By Christine Sutton
The following is an excerpt from Spaceship Neutrino, Cambridge University Press (1992). Reprinted by permission of the author.
The Sun is an unremarkable star: "In the community of stars ... a respectable middle-class citizen", according to Arthur Eddington. Yet it is vastly interesting. As the nearest star by far, it is the one we understand the best; moreover, it has the fundamental attraction of being the dynamo that drives life on Earth. The sunlight we see comes only from its surface layers, but the energy that fuels life itself originates far deeper, in a hot, dense thermonuclear furnace buried at the Sun's core.
Sunlight takes eight minutes to travel the 150 million kilometres to Earth from the Sun's surface, yet the energy it brings with it, which started out only 700 000 kilometres further away, in the Sun's centre, was released a million years previously. On its way to the solar surface, the energy has been absorbed and reemitted in a myriad interactions in the Sun's hot, gaseous interior. The light that reaches us is only remotely connected with the central processes that keep the Sun burning.

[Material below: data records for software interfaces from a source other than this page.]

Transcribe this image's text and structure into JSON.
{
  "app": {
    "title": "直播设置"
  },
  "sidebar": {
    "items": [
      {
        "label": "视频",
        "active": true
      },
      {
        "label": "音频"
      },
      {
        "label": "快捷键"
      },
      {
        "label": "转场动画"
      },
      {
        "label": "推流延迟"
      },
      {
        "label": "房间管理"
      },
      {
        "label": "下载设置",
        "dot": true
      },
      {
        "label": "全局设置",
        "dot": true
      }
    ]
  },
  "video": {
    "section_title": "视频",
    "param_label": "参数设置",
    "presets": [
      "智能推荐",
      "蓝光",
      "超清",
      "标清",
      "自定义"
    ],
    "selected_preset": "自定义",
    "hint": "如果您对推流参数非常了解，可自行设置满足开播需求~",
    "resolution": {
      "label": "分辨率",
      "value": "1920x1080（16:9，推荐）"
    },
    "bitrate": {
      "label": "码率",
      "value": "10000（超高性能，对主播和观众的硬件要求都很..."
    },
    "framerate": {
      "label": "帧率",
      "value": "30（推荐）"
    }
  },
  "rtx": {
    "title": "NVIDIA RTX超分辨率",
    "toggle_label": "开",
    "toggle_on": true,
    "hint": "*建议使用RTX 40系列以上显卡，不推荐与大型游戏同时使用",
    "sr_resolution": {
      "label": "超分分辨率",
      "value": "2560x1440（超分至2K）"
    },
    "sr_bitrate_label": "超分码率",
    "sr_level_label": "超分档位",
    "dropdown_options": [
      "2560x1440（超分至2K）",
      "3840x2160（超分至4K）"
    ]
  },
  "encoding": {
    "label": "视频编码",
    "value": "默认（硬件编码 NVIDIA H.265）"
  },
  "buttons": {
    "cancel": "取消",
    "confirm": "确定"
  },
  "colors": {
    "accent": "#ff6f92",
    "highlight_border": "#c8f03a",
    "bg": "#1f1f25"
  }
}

Were this the whole story, the centre of the Sun would be forever hidden from view, but fortunately it is not. A small fraction of the Sun's energy, about 2 per cent, exists in a different form, which can travel through the gassy mass as if it were not there at all, taking only three seconds to reach the surface from the centre. This energy is in the form of neutrinos. Largely unaffected by the Earth, the solar neutrinos stream through us constantly, raining down on us by day and up through the Earth by night. Most exciting of all, they bear the imprint of their birth at the heart of the Sun. They provide our only mirror on the Sun's core, if only we could see into it!
Can we detect these neutrinos? Can we use them to "see" directly to the Sun's core? Yes - in principle. But there is a problem. The very reason that the neutrinos can arrive at Earth as messengers straight from the centre of the Sun makes them almost impossible to stop. The weakness of their interactions with matter allows them to escape rapidly from the Sun, but also provides an unrelieved headache for experimental physicists. You have to be particularly stubborn to dedicate your life to detecting neutrinos from the Sun.
Dr Christine Sutton is a member of the Physics Department at the University of Oxford, and has been writing about particle physics for more years than she cares to remember. Her books include The Particle Connection (1984), The Particle Explosion (with Frank Close and Michael Marten, 1987) and Spaceship Neutrino (1992). Dr. Sutton’s books.